## What to produce
Search the records below for the string "name", and report each line that contains it.

## Input data
========
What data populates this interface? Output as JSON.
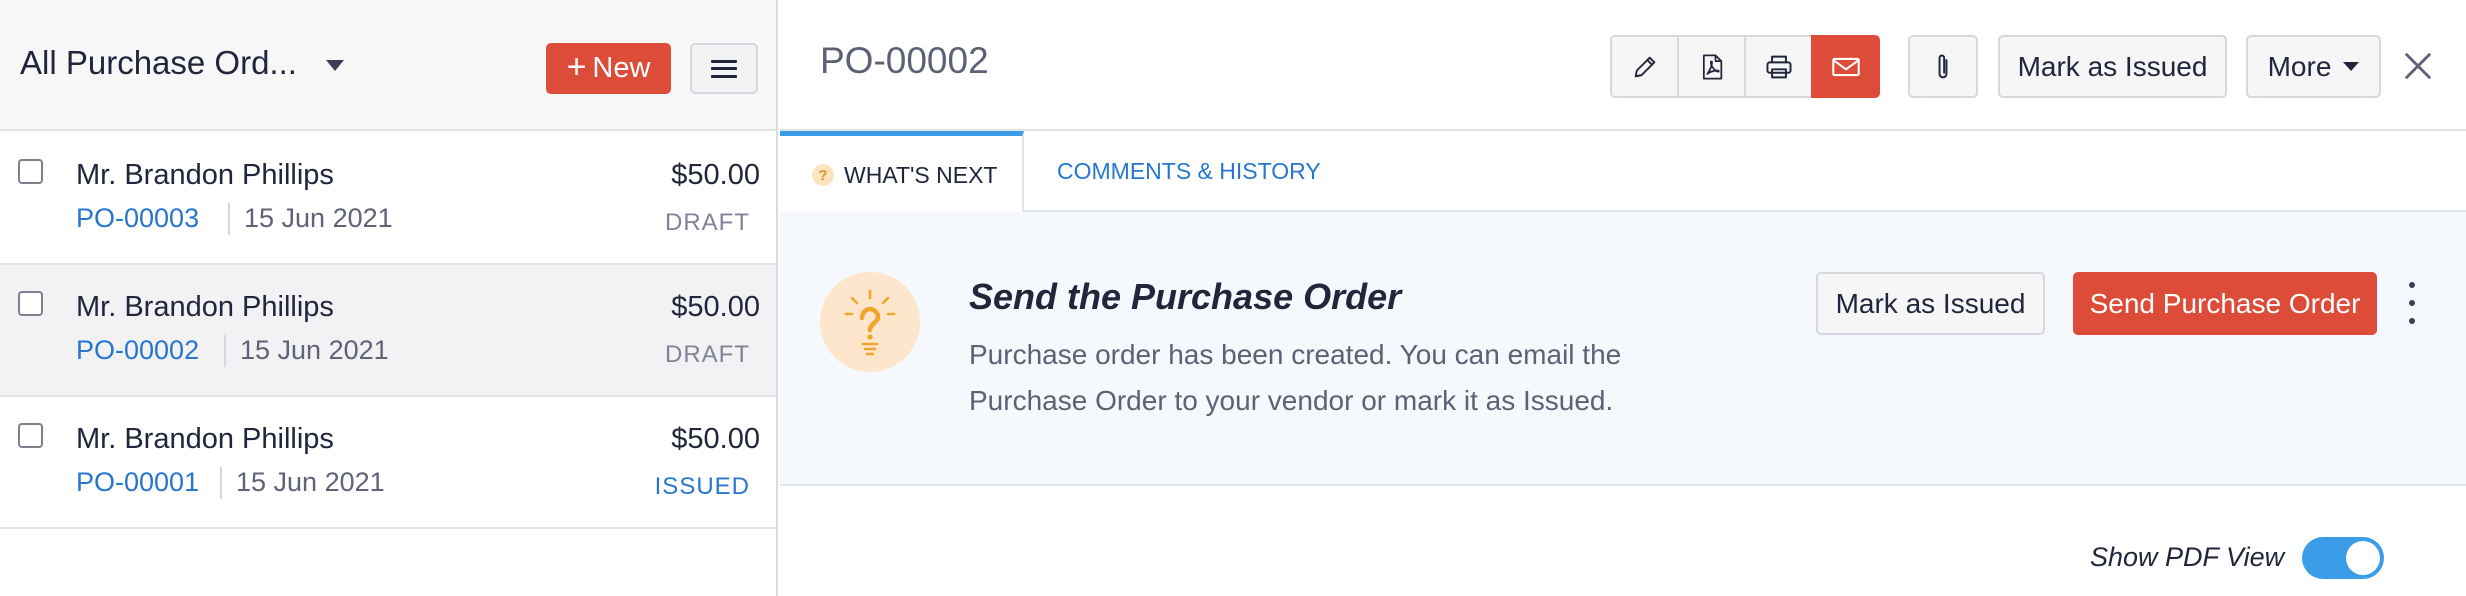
{
  "list": {
    "view_title": "All Purchase Ord...",
    "new_label": "New",
    "rows": [
      {
        "name": "Mr. Brandon Phillips",
        "po": "PO-00003",
        "date": "15 Jun 2021",
        "amount": "$50.00",
        "status": "DRAFT"
      },
      {
        "name": "Mr. Brandon Phillips",
        "po": "PO-00002",
        "date": "15 Jun 2021",
        "amount": "$50.00",
        "status": "DRAFT"
      },
      {
        "name": "Mr. Brandon Phillips",
        "po": "PO-00001",
        "date": "15 Jun 2021",
        "amount": "$50.00",
        "status": "ISSUED"
      }
    ]
  },
  "detail": {
    "title": "PO-00002",
    "mark_issued_label": "Mark as Issued",
    "more_label": "More",
    "icons": [
      "pencil-icon",
      "pdf-icon",
      "print-icon",
      "email-icon",
      "attachment-icon",
      "close-icon"
    ]
  },
  "tabs": [
    {
      "label": "WHAT'S NEXT",
      "badge": "?"
    },
    {
      "label": "COMMENTS & HISTORY"
    }
  ],
  "whats_next": {
    "title": "Send the Purchase Order",
    "description_line1": "Purchase order has been created. You can email the",
    "description_line2": "Purchase Order to your vendor or mark it as Issued.",
    "mark_issued_label": "Mark as Issued",
    "send_label": "Send Purchase Order"
  },
  "pdf_toggle": {
    "label": "Show PDF View",
    "on": true
  },
  "colors": {
    "accent_red": "#dd4b39",
    "link_blue": "#2776d0",
    "toggle_blue": "#3b9ce8",
    "bulb_bg": "#fde6cb"
  }
}
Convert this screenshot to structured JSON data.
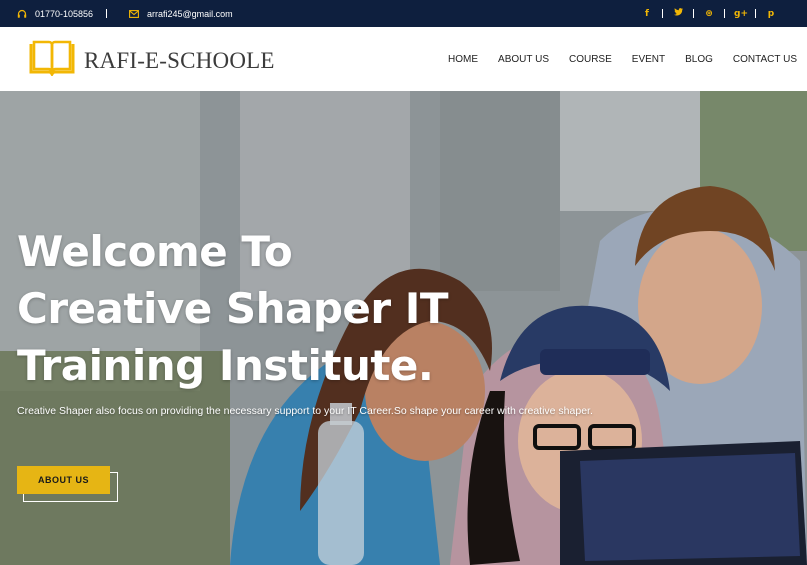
{
  "topbar": {
    "phone": "01770-105856",
    "email": "arrafi245@gmail.com",
    "social": [
      {
        "name": "facebook-icon",
        "glyph": "f"
      },
      {
        "name": "twitter-icon",
        "glyph": "t"
      },
      {
        "name": "dribbble-icon",
        "glyph": "⊛"
      },
      {
        "name": "google-plus-icon",
        "glyph": "g+"
      },
      {
        "name": "pinterest-icon",
        "glyph": "p"
      }
    ]
  },
  "header": {
    "brand": "RAFI-E-SCHOOLE",
    "nav": [
      "HOME",
      "ABOUT US",
      "COURSE",
      "EVENT",
      "BLOG",
      "CONTACT US"
    ]
  },
  "hero": {
    "title": "Welcome To Creative Shaper IT Training Institute.",
    "subtitle": "Creative Shaper also focus on providing the necessary support to your IT Career.So shape your career with creative shaper.",
    "button": "ABOUT US"
  },
  "colors": {
    "topbar_bg": "#0e1f3e",
    "accent": "#f2b705",
    "button": "#e6b514"
  }
}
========
## Reply to the task
        "name": "Mr. Brandon Phillips",
        "name": "Mr. Brandon Phillips",
        "name": "Mr. Brandon Phillips",
        "name": "facebook-icon",
        "name": "twitter-icon",
        "name": "dribbble-icon",
        "name": "google-plus-icon",
        "name": "pinterest-icon",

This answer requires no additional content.